In a finding that may provide a scientific basis for eventual treatment, neurology researchers have shown that traumatic brain injury reduces the level of a protein that helps keep brain activity in balance. The resulting abnormal activity, in turn, is thought to be an underlying reason for seizures and memory defects experienced by people who have suffered a traumatic brain injury (TBI).
"A traumatic brain injury occurs to someone in the United States every 23 seconds," said study team leader Akiva S. Cohen, Ph.D., of The Children's Hospital of Philadelphia, adding that, "TBI is the leading cause of death among children and young adults in this country. There are no cures known for traumatic brain injury. Our hope is that our research may contribute to potential therapies for TBI patients."
Transportation accidents such as car crashes are responsible for the majority of TBIs in people under age 75. According to the National Institutes of Health, over 5 million Americans currently have permanent disabilities resulting from TBIs.
The study, which was done in animals, appears in the journal Neurobiology of Disease, published online on Oct. 10.
Using mice, the researchers showed for the first time that TBI reduces the levels of a protein called potassium-chloride co-transporter 2 (KCC2) within a portion of the brain called the dentate gyrus. The dentate gyrus controls overactivity from reaching seizure-prone brain cells further along the circuit.

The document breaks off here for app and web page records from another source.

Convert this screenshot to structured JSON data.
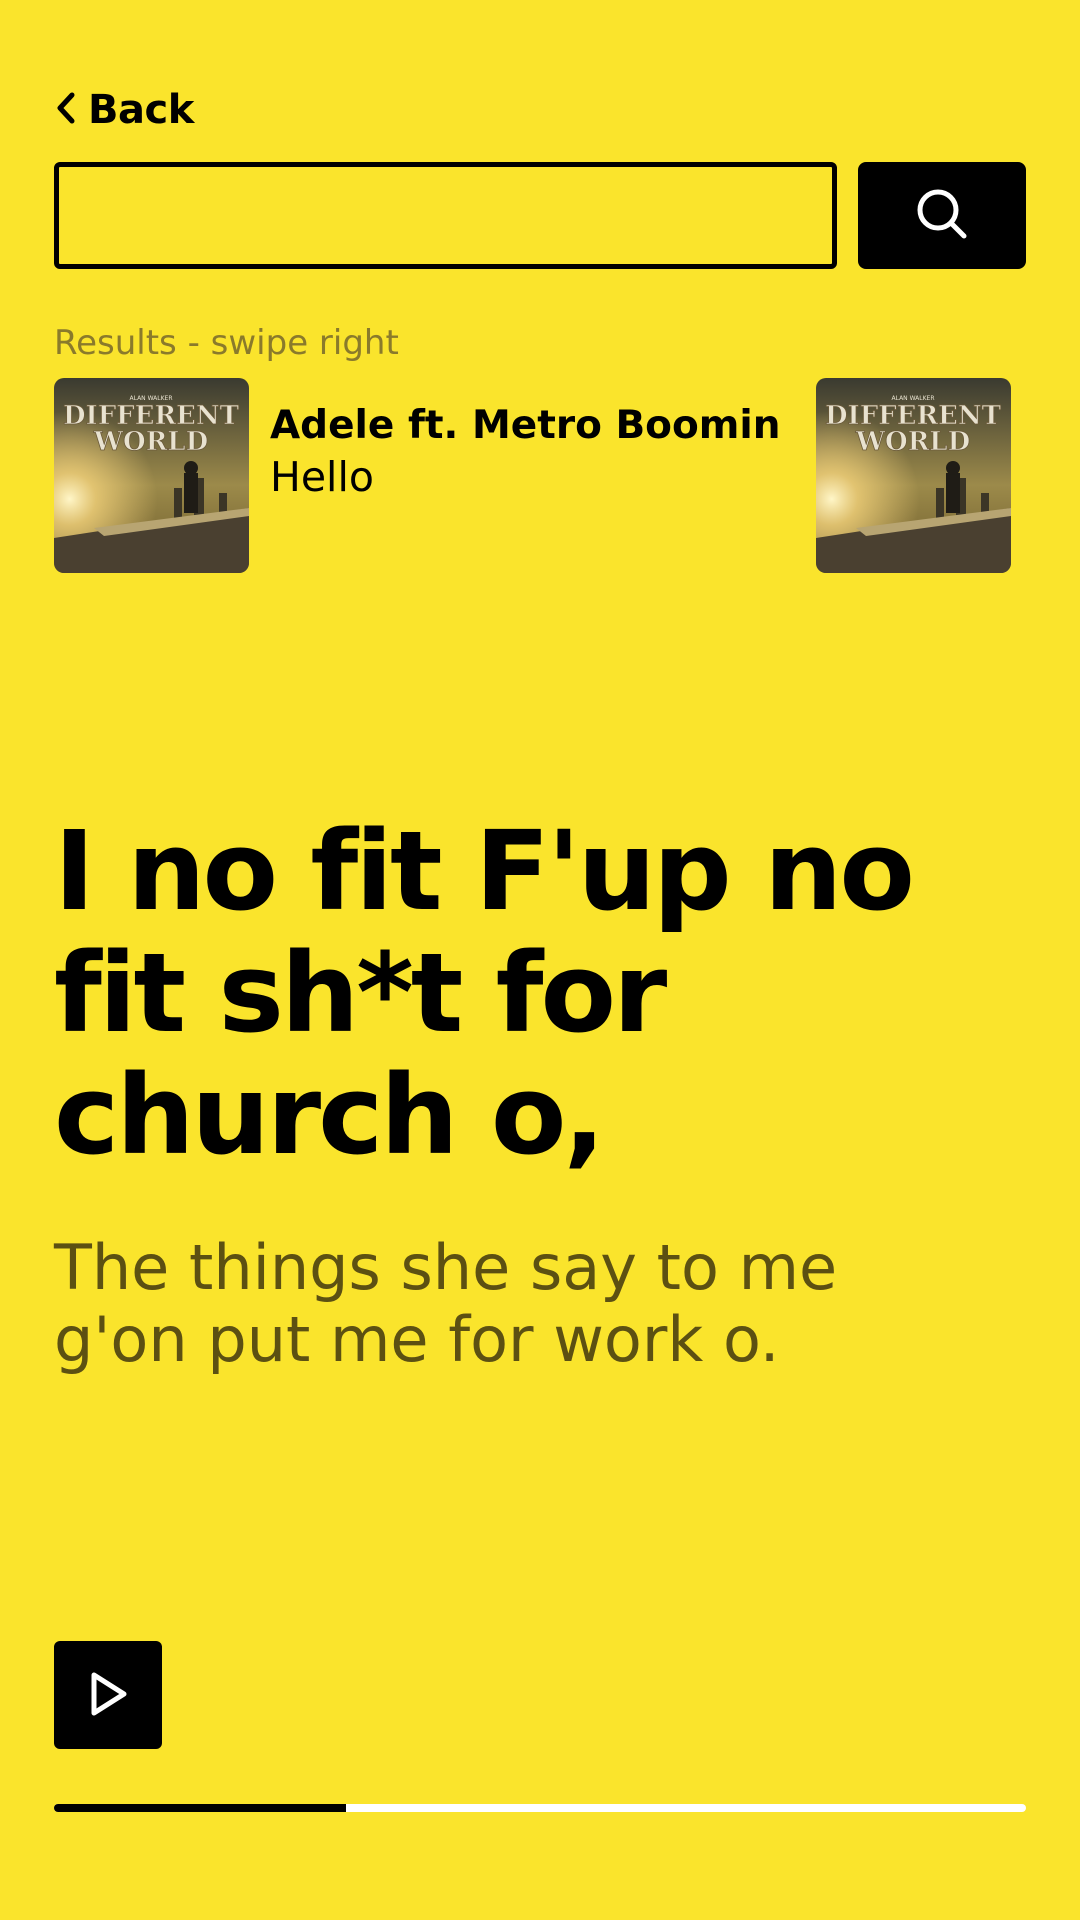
{
  "header": {
    "back_label": "Back",
    "back_icon": "chevron-left-icon"
  },
  "search": {
    "value": "",
    "placeholder": "",
    "button_icon": "search-icon"
  },
  "results": {
    "label": "Results - swipe right",
    "items": [
      {
        "artist": "Adele ft. Metro Boomin",
        "title": "Hello",
        "cover_text": [
          "DIFFERENT",
          "WORLD"
        ],
        "cover_small": "ALAN WALKER"
      },
      {
        "cover_text": [
          "DIFFERENT",
          "WORLD"
        ],
        "cover_small": "ALAN WALKER"
      }
    ]
  },
  "lyrics": {
    "current": "I no fit F'up no fit sh*t for church o,",
    "next": "The things she say to me g'on put me for work o."
  },
  "player": {
    "play_icon": "play-icon",
    "progress": 0.3
  },
  "colors": {
    "background": "#FAE42C",
    "accent": "#000000",
    "muted_text": "#8A7A2B",
    "next_lyric": "#5C5012",
    "track": "#FFFFFF"
  }
}
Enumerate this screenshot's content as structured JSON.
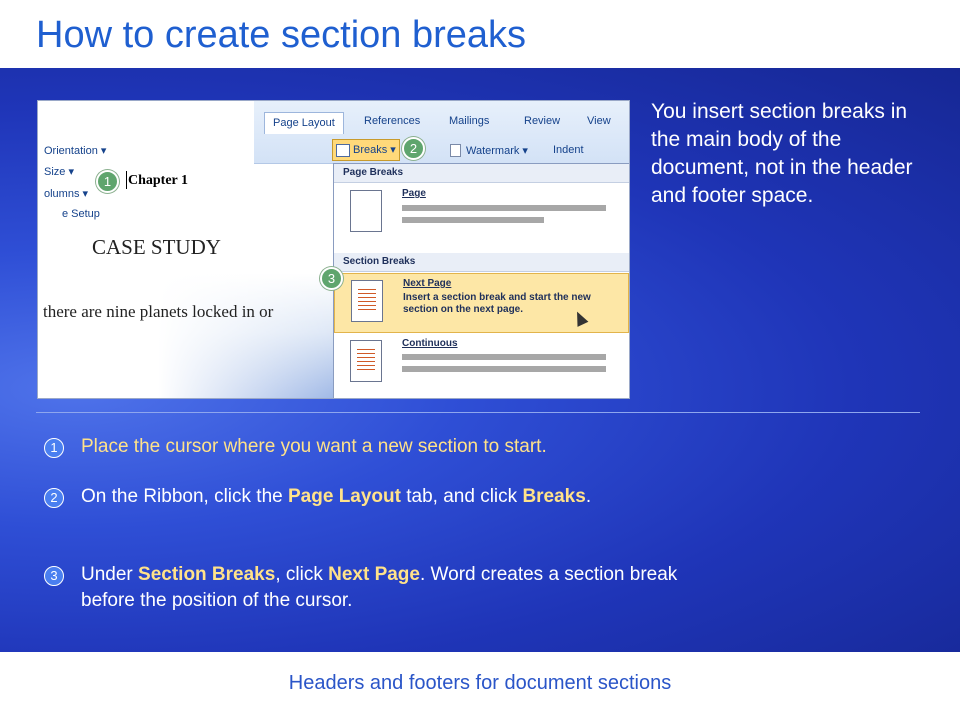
{
  "title": "How to create section breaks",
  "footer": "Headers and footers for document sections",
  "intro": "You insert section breaks in the main body of the document, not in the header and footer space.",
  "steps": [
    {
      "num": "1",
      "text": "Place the cursor where you want a new section to start."
    },
    {
      "num": "2",
      "pre": "On the Ribbon, click the ",
      "b1": "Page Layout",
      "mid": " tab, and click ",
      "b2": "Breaks",
      "post": "."
    },
    {
      "num": "3",
      "pre": "Under ",
      "b1": "Section Breaks",
      "mid": ", click ",
      "b2": "Next Page",
      "post": ". Word creates a section break before the position of the cursor."
    }
  ],
  "screenshot": {
    "doc": {
      "chapter": "Chapter 1",
      "case": "CASE STUDY",
      "planets": "there are nine planets locked in or"
    },
    "callouts": [
      "1",
      "2",
      "3"
    ],
    "tabs": [
      "Page Layout",
      "References",
      "Mailings",
      "Review",
      "View"
    ],
    "ribbon": {
      "orientation": "Orientation ▾",
      "size": "Size ▾",
      "columns": "olumns ▾",
      "setup": "e Setup",
      "breaks": "Breaks ▾",
      "watermark": "Watermark ▾",
      "indent": "Indent"
    },
    "menu": {
      "page_breaks": "Page Breaks",
      "section_breaks": "Section Breaks",
      "page": "Page",
      "next_page": "Next Page",
      "next_page_desc": "Insert a section break and start the new section on the next page.",
      "continuous": "Continuous"
    }
  }
}
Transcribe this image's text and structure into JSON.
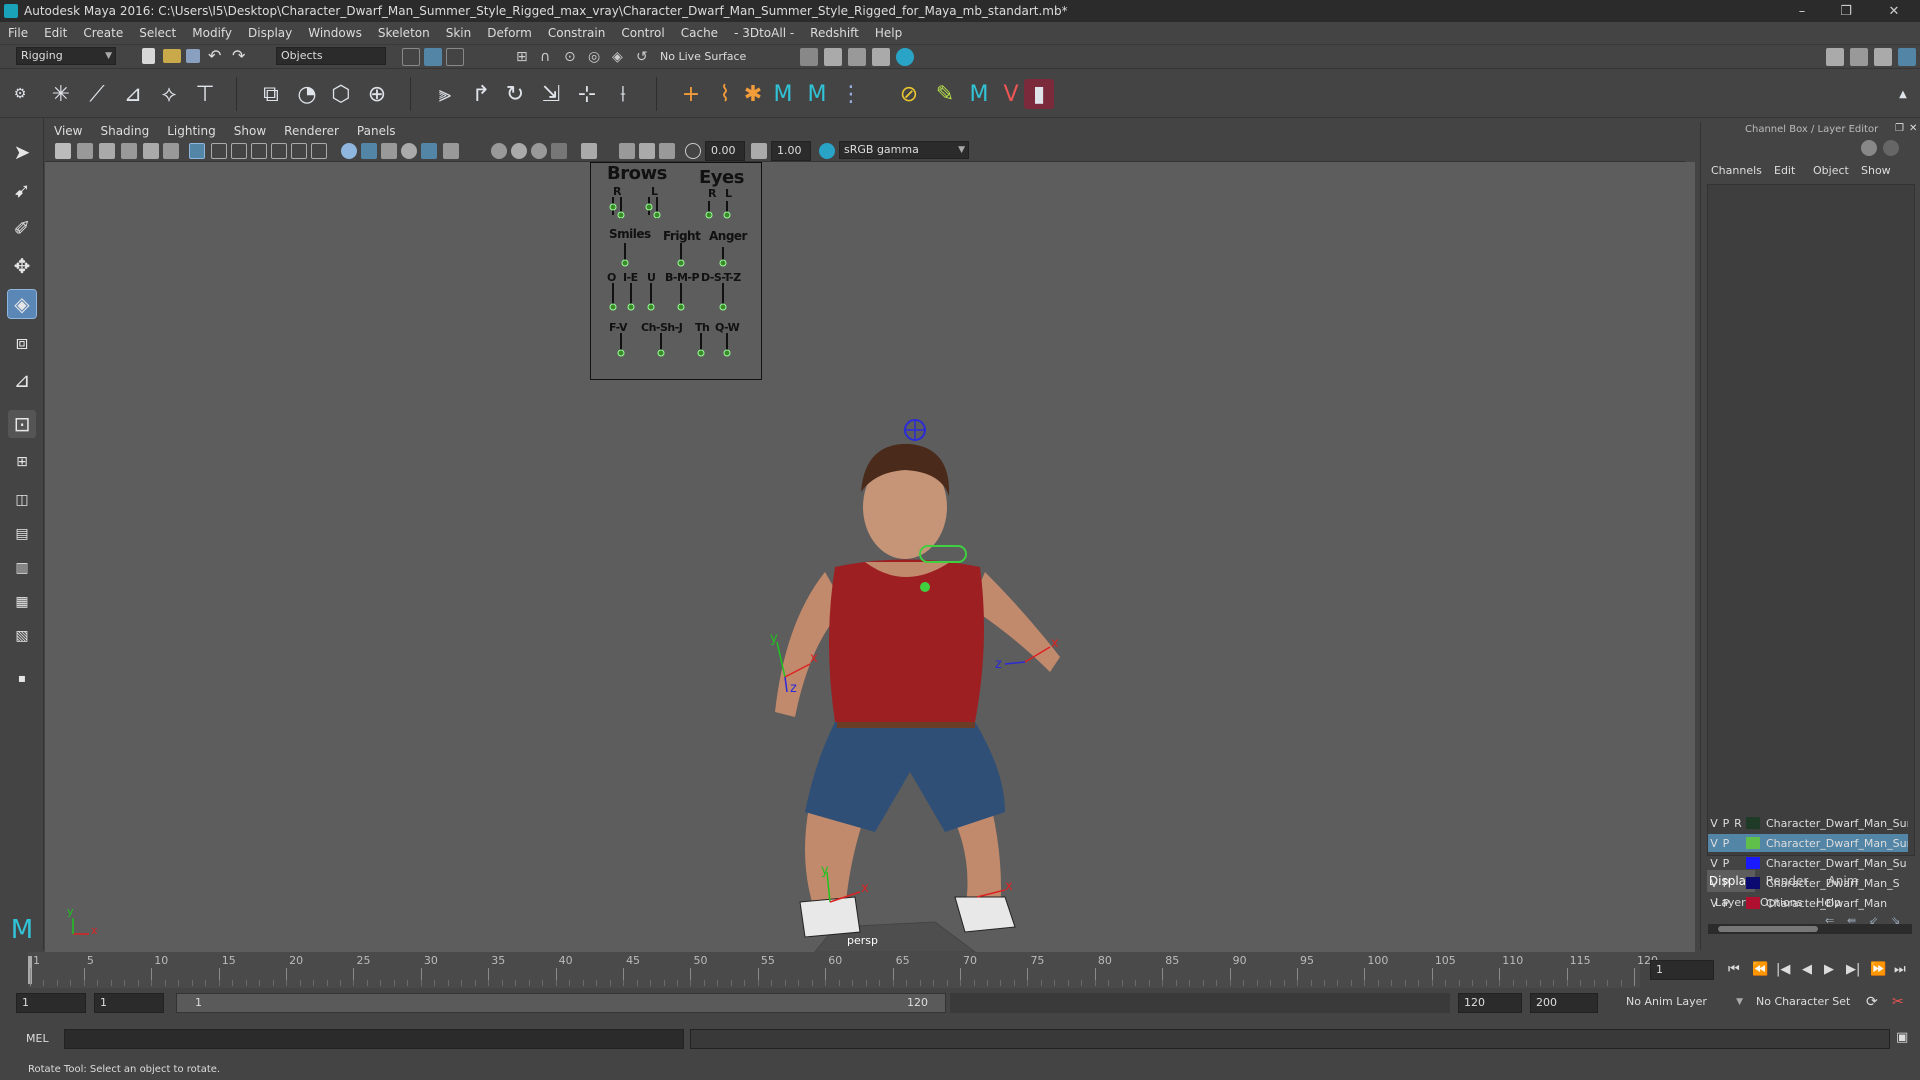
{
  "window": {
    "title": "Autodesk Maya 2016: C:\\Users\\I5\\Desktop\\Character_Dwarf_Man_Summer_Style_Rigged_max_vray\\Character_Dwarf_Man_Summer_Style_Rigged_for_Maya_mb_standart.mb*",
    "minimize": "–",
    "restore": "❐",
    "close": "✕"
  },
  "menubar": [
    "File",
    "Edit",
    "Create",
    "Select",
    "Modify",
    "Display",
    "Windows",
    "Skeleton",
    "Skin",
    "Deform",
    "Constrain",
    "Control",
    "Cache",
    "- 3DtoAll -",
    "Redshift",
    "Help"
  ],
  "statusline": {
    "menuset": "Rigging",
    "select_mode": "Objects",
    "live_surface": "No Live Surface"
  },
  "panel": {
    "menus": [
      "View",
      "Shading",
      "Lighting",
      "Show",
      "Renderer",
      "Panels"
    ],
    "exposure": "0.00",
    "gamma": "1.00",
    "colorspace": "sRGB gamma",
    "camera_label": "persp"
  },
  "face_panel": {
    "brows": "Brows",
    "eyes": "Eyes",
    "r": "R",
    "l": "L",
    "smiles": "Smiles",
    "fright": "Fright",
    "anger": "Anger",
    "o": "O",
    "i_e": "I-E",
    "u": "U",
    "bmp": "B-M-P",
    "dstz": "D-S-T-Z",
    "fv": "F-V",
    "chshj": "Ch-Sh-J",
    "th": "Th",
    "qw": "Q-W"
  },
  "axes": {
    "x": "x",
    "y": "y",
    "z": "z"
  },
  "channelbox": {
    "title": "Channel Box / Layer Editor",
    "menus": [
      "Channels",
      "Edit",
      "Object",
      "Show"
    ],
    "tabs": [
      "Display",
      "Render",
      "Anim"
    ],
    "layer_menus": [
      "Layers",
      "Options",
      "Help"
    ],
    "layers": [
      {
        "v": "V",
        "p": "P",
        "r": "R",
        "color": "#1f3a26",
        "name": "Character_Dwarf_Man_Summ",
        "selected": false
      },
      {
        "v": "V",
        "p": "P",
        "r": "",
        "color": "#5fbf4a",
        "name": "Character_Dwarf_Man_Summ",
        "selected": true
      },
      {
        "v": "V",
        "p": "P",
        "r": "",
        "color": "#1a1aff",
        "name": "Character_Dwarf_Man_Su",
        "selected": false
      },
      {
        "v": "V",
        "p": "P",
        "r": "",
        "color": "#0a0a70",
        "name": "Character_Dwarf_Man_S",
        "selected": false
      },
      {
        "v": "V",
        "p": "P",
        "r": "",
        "color": "#b01030",
        "name": "Character_Dwarf_Man",
        "selected": false
      }
    ]
  },
  "timeline": {
    "ticks": [
      "1",
      "5",
      "10",
      "15",
      "20",
      "25",
      "30",
      "35",
      "40",
      "45",
      "50",
      "55",
      "60",
      "65",
      "70",
      "75",
      "80",
      "85",
      "90",
      "95",
      "100",
      "105",
      "110",
      "115",
      "120"
    ],
    "current_frame": "1"
  },
  "range": {
    "start": "1",
    "playback_start": "1",
    "slider_start": "1",
    "slider_end": "120",
    "playback_end": "120",
    "end": "200",
    "anim_layer": "No Anim Layer",
    "character_set": "No Character Set"
  },
  "cmdline": {
    "lang": "MEL"
  },
  "helpline": {
    "text": "Rotate Tool: Select an object to rotate."
  },
  "colors": {
    "accent": "#5285a6",
    "viewport": "#5d5d5d"
  }
}
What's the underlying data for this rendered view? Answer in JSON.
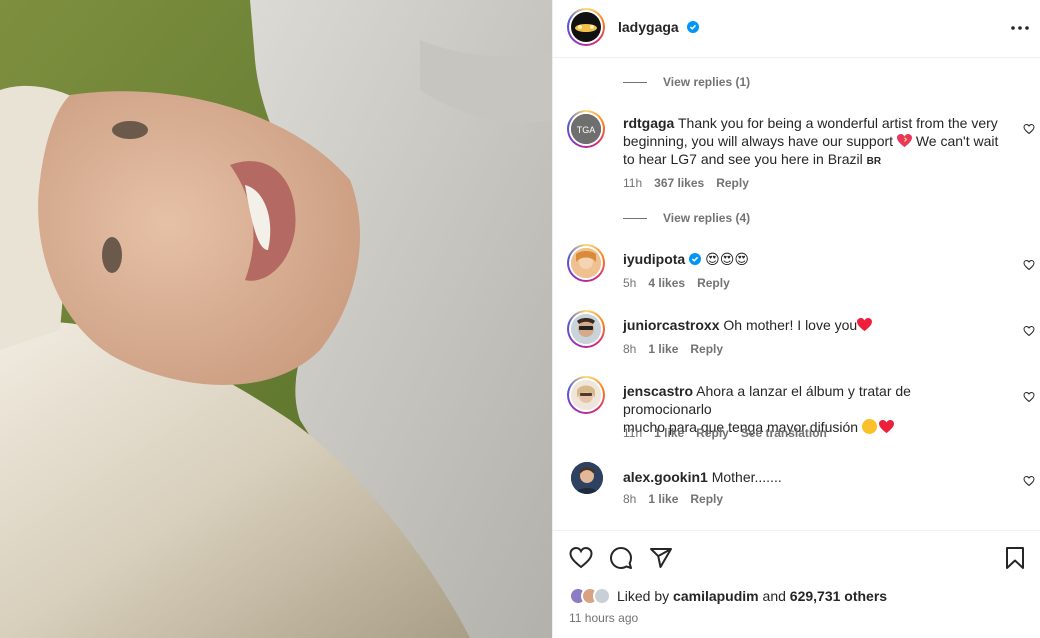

The dentate gyrus is a gatekeeper in maintaining a balance between two systems of neurotransmitters in the brain: the glutamate system and the gamma-aminobutyric acid system, abbreviated GABA(A). Glutamate stimulates neurons to fire, while GABA(A) inhibits that activity. "When lower levels of the KCC2 transporter weaken the dentate gyrus's ability to act as a gatekeeper," said Dr. Cohen, "neurons become more excitable, and seizures can occur."